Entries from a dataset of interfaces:
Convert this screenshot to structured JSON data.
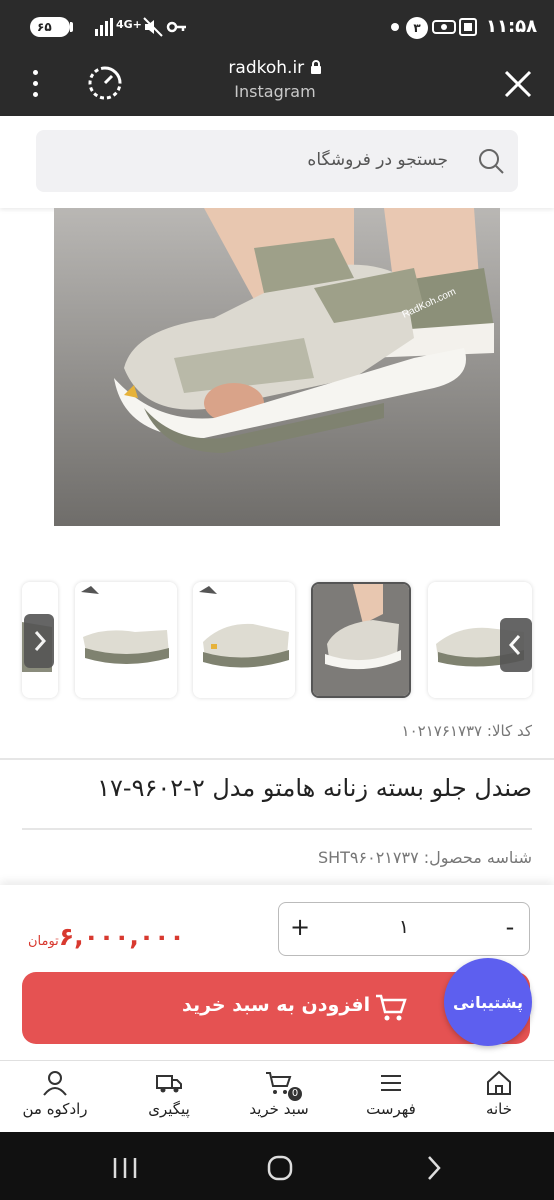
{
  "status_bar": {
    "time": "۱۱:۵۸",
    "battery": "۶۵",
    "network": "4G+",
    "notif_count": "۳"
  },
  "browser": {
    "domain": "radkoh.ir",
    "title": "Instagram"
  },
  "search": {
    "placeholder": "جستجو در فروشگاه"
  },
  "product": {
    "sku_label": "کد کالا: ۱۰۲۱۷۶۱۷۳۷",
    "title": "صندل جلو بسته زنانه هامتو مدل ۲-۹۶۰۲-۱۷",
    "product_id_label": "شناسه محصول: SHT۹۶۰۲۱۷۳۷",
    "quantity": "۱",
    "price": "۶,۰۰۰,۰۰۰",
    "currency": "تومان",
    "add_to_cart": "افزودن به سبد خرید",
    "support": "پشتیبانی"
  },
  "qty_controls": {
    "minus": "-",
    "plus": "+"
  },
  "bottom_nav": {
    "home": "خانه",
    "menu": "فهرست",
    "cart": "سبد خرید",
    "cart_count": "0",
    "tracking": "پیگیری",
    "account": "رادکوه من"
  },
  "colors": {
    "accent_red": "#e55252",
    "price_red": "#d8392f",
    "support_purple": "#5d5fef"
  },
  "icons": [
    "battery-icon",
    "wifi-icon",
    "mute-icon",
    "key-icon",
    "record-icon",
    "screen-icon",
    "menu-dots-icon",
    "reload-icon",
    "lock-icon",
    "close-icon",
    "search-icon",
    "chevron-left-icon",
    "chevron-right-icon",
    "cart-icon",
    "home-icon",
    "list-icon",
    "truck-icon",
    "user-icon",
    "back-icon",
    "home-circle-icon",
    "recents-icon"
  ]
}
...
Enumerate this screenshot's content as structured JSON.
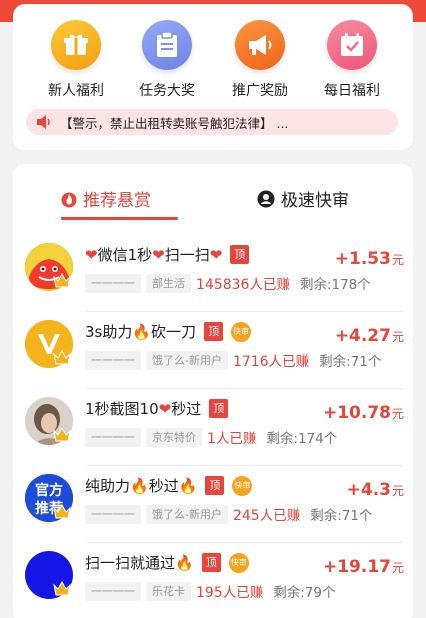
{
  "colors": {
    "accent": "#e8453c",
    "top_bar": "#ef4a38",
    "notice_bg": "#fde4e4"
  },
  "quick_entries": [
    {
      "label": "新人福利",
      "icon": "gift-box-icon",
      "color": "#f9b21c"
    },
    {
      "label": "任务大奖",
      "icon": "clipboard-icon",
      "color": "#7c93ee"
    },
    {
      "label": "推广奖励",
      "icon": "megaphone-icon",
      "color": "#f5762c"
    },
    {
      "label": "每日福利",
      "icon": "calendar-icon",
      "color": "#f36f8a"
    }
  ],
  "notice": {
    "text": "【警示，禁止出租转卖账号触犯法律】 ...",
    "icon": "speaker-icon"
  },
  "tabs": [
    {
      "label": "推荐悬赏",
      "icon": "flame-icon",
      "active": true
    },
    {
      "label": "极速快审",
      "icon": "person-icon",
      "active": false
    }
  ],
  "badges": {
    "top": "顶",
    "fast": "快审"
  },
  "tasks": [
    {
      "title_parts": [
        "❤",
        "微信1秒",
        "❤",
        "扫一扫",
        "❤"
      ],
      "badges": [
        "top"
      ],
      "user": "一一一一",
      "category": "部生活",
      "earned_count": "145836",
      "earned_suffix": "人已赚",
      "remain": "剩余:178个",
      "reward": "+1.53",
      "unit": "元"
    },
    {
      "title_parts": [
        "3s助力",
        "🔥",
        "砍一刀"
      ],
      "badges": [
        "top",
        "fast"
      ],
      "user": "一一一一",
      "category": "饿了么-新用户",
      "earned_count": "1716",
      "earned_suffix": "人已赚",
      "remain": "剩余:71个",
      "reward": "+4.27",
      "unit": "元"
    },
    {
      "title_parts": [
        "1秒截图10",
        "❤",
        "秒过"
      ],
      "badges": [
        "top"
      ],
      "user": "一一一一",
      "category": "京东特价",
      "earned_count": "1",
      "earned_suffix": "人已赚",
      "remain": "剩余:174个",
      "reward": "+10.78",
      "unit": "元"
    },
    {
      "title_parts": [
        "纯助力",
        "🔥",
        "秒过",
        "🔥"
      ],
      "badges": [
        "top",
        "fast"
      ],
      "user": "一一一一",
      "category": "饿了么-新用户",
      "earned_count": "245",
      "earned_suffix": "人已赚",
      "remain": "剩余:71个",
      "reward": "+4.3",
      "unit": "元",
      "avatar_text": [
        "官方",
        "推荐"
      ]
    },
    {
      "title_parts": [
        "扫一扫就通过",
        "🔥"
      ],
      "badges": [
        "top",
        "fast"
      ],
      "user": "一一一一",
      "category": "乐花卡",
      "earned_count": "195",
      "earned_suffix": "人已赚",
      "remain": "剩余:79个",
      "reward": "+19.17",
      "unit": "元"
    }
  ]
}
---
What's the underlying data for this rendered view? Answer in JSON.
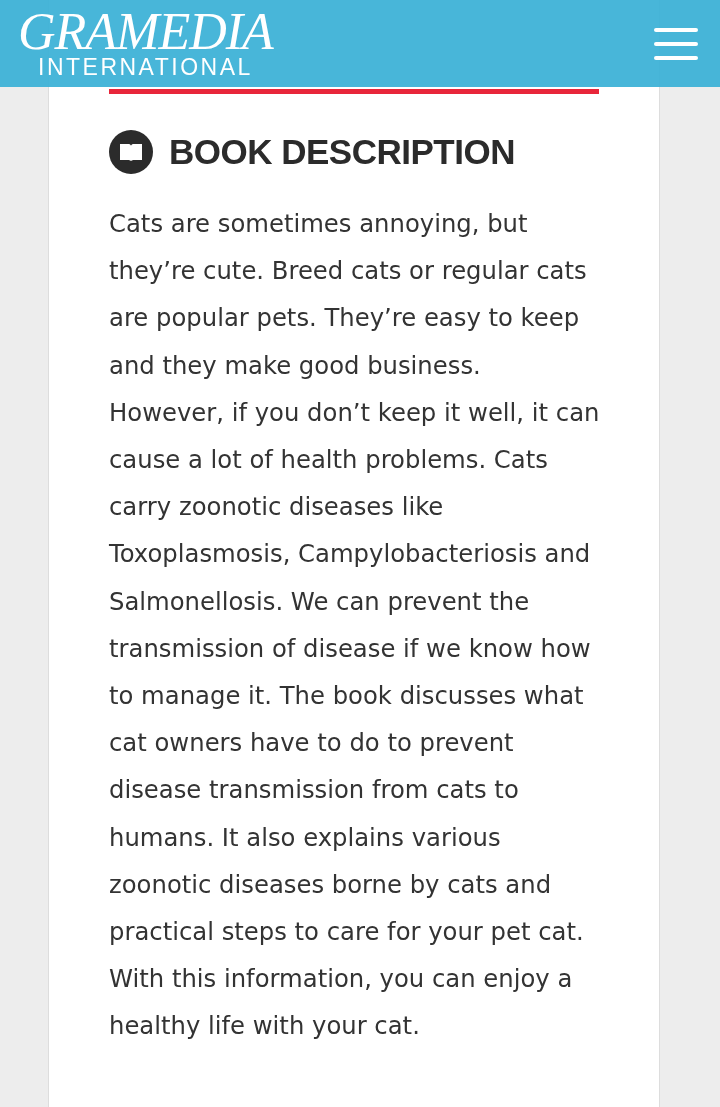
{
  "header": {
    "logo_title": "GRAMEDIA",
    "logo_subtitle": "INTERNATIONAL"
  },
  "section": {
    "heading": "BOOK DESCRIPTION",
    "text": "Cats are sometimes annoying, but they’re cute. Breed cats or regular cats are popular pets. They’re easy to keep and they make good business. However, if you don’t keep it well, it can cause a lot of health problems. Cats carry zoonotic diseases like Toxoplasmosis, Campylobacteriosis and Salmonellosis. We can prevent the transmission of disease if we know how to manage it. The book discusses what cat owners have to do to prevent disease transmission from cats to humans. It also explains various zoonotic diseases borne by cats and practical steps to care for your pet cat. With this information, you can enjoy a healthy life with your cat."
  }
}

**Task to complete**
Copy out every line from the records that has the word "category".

**Response**
      "category": "部生活",
      "category": "饿了么-新用户",
      "category": "京东特价",
      "category": "饿了么-新用户",
      "category": "乐花卡",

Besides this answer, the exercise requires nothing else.